»»

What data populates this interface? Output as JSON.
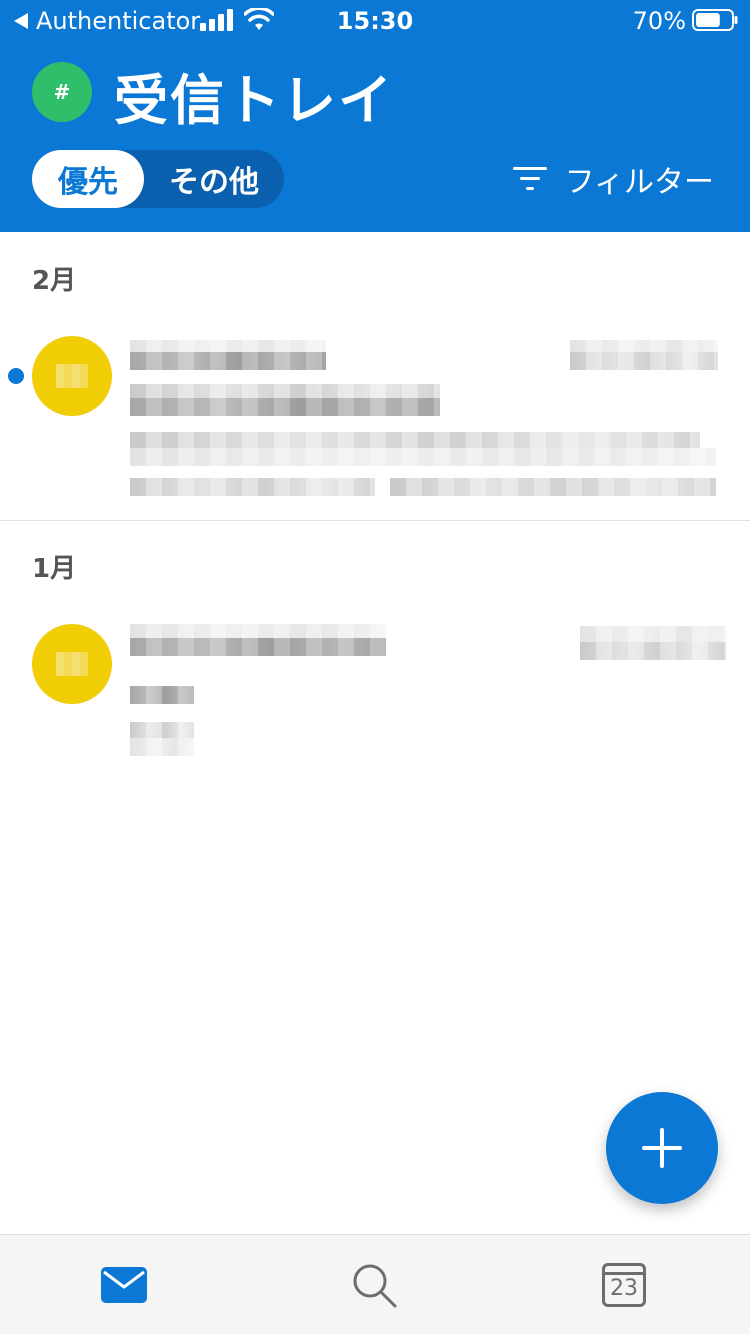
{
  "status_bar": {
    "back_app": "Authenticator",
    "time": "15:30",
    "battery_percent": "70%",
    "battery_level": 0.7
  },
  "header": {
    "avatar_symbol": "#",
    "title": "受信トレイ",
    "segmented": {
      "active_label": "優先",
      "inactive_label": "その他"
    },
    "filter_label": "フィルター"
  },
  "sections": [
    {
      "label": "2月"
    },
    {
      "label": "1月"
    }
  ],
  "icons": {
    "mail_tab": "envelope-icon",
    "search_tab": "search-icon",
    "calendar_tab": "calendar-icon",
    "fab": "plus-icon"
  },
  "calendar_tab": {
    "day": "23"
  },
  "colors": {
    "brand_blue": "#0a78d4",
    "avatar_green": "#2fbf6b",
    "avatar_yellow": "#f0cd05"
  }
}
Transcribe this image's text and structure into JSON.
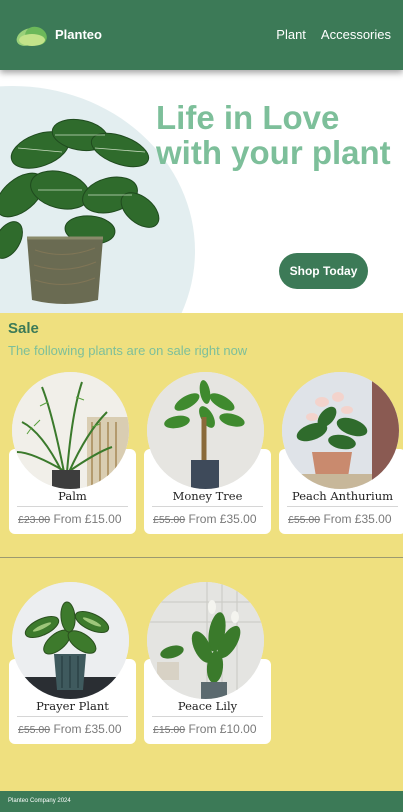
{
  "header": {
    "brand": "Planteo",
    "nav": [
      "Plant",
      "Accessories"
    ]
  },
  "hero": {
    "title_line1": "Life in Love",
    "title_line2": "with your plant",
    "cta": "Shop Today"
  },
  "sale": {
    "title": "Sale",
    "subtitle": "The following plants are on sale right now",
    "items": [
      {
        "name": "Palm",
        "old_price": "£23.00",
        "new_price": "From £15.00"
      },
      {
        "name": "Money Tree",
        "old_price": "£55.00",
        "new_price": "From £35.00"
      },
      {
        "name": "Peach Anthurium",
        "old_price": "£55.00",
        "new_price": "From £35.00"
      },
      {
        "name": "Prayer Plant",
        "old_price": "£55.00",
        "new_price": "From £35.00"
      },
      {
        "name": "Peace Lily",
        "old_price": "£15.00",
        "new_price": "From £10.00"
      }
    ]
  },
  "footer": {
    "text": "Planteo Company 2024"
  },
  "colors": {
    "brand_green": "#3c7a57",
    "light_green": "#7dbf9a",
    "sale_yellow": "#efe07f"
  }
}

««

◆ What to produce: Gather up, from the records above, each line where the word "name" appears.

◆ Output below:
        "name": "Palm",
        "name": "Money Tree",
        "name": "Peach Anthurium",
        "name": "Prayer Plant",
        "name": "Peace Lily",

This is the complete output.